Yell's dominance of the classified directory market is potentially distorting and discourages potential competitors from entering into the sector, the Competition Commission (CC) has claimed.
Publishing its preliminary findings to a report investigating the present state of the classified directory market, the UK's competition watchdog argues that Yell, which holds a 75 per cent share of the market, consistently sets prices at the maximum permitted by existing controls because the directory is not "constrained by competitors".
The report observes that Yell benefits from a network effect which consolidates its position at the top of the directory tree. While BT may have had some success in launching a rival product to Yell, the CC report argues that the moderate success of this competitor was primarily due to BT's existing brand coverage.

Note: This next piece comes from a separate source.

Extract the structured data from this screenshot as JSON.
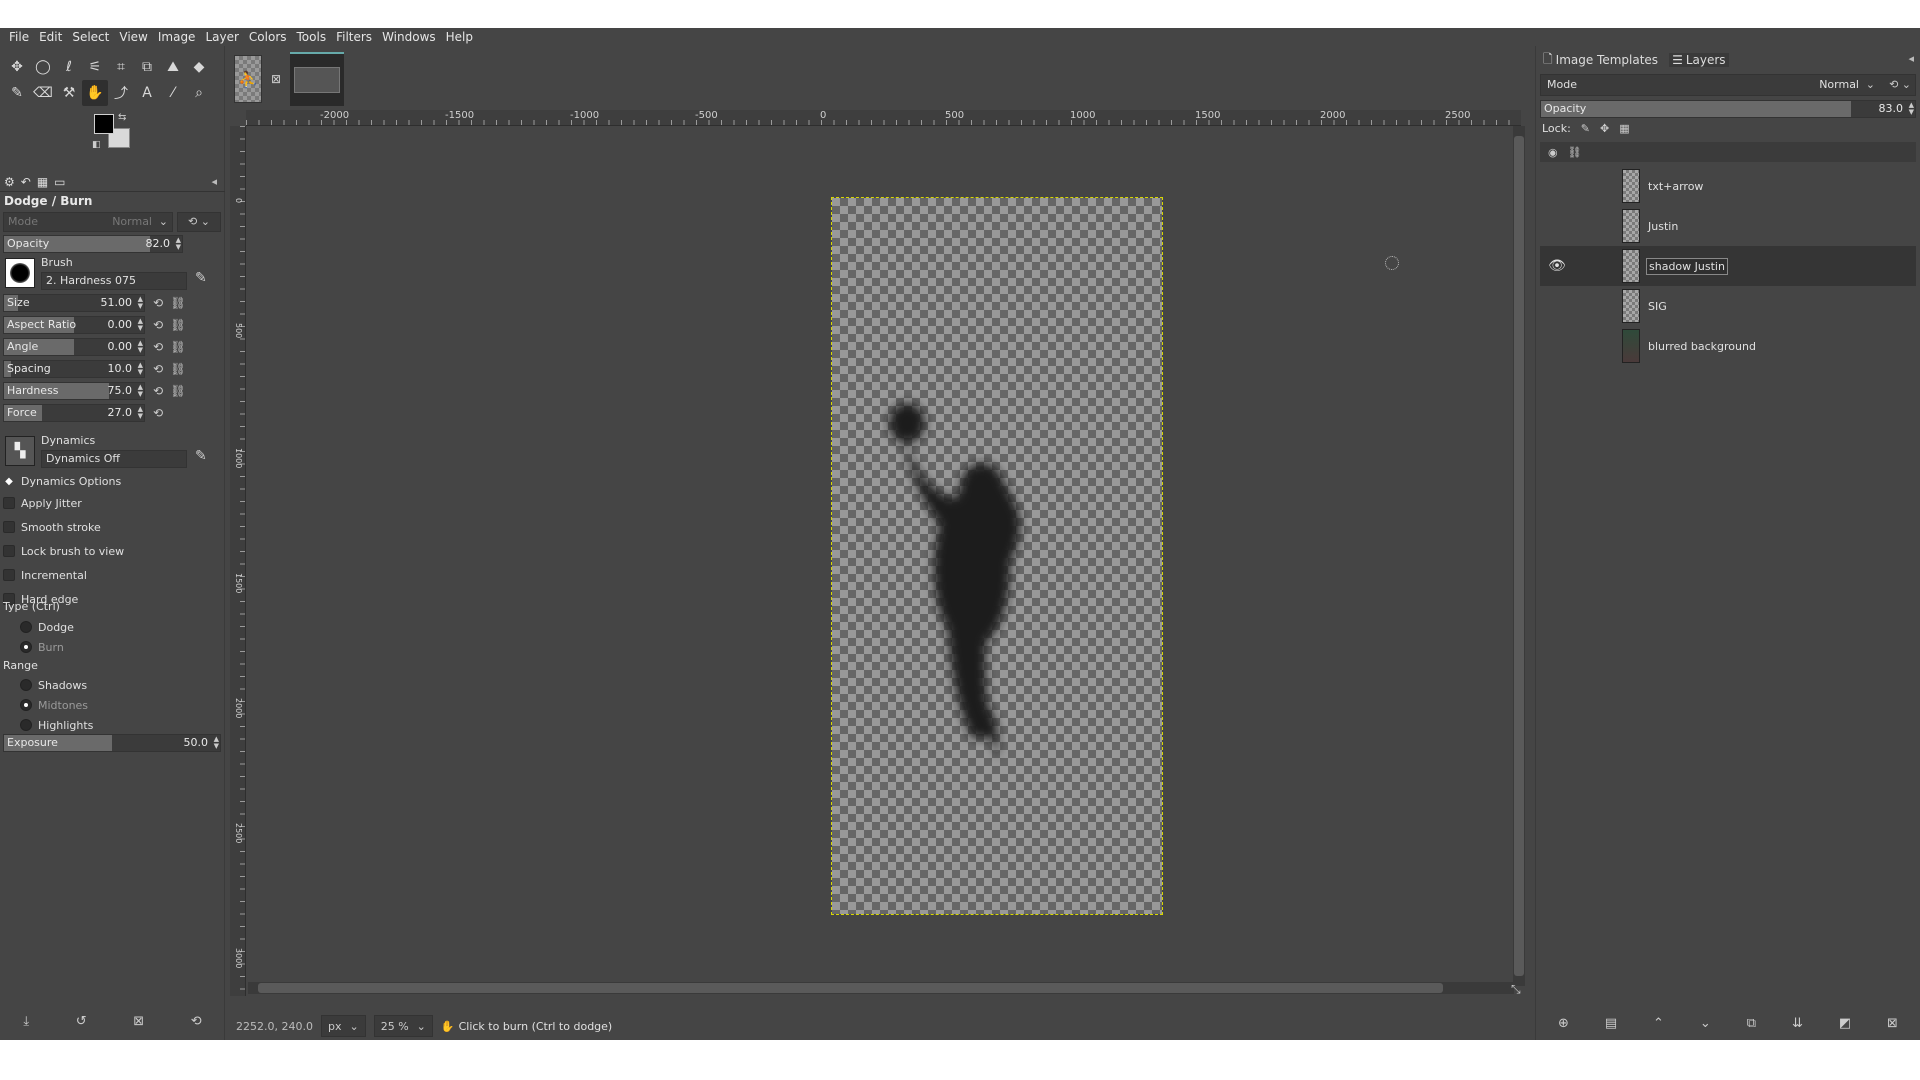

"We accept that BT's re-entry into this market in the last few years is, potentially, a very significant development, and BT has been growing rapidly. However, its market presence is still small compared to Yell's, and Yell has continued to grow its revenues," said the inquiry group chairman, Diana Guy.
"Yell continues to hold a powerful position in this market and we have found that competition is not working effectively. Prices are capped at the moment and we think that, without this price cap, advertisers would pay more than in a well functioning market."
Ms Guy acknowledged the growing role of the internet as a source for finding business contacts but said that "many people continue to use printed directories… and, in fact, the revenues of all the major directory providers have continued to grow".
She gave a warning shot to Yell concerning the lowering of the maximum permitted price in the market, saying that discussions were likely "to focus on the level and scope of possible price controls".
"In deciding how long any price control might be needed, we will take account of the changing nature of this market," she said.
Yell's chief executive, John Condron, responded by saying he was "disappointed" by today's announcement, before warning that the Yell group would "actively represent our views over the next few weeks".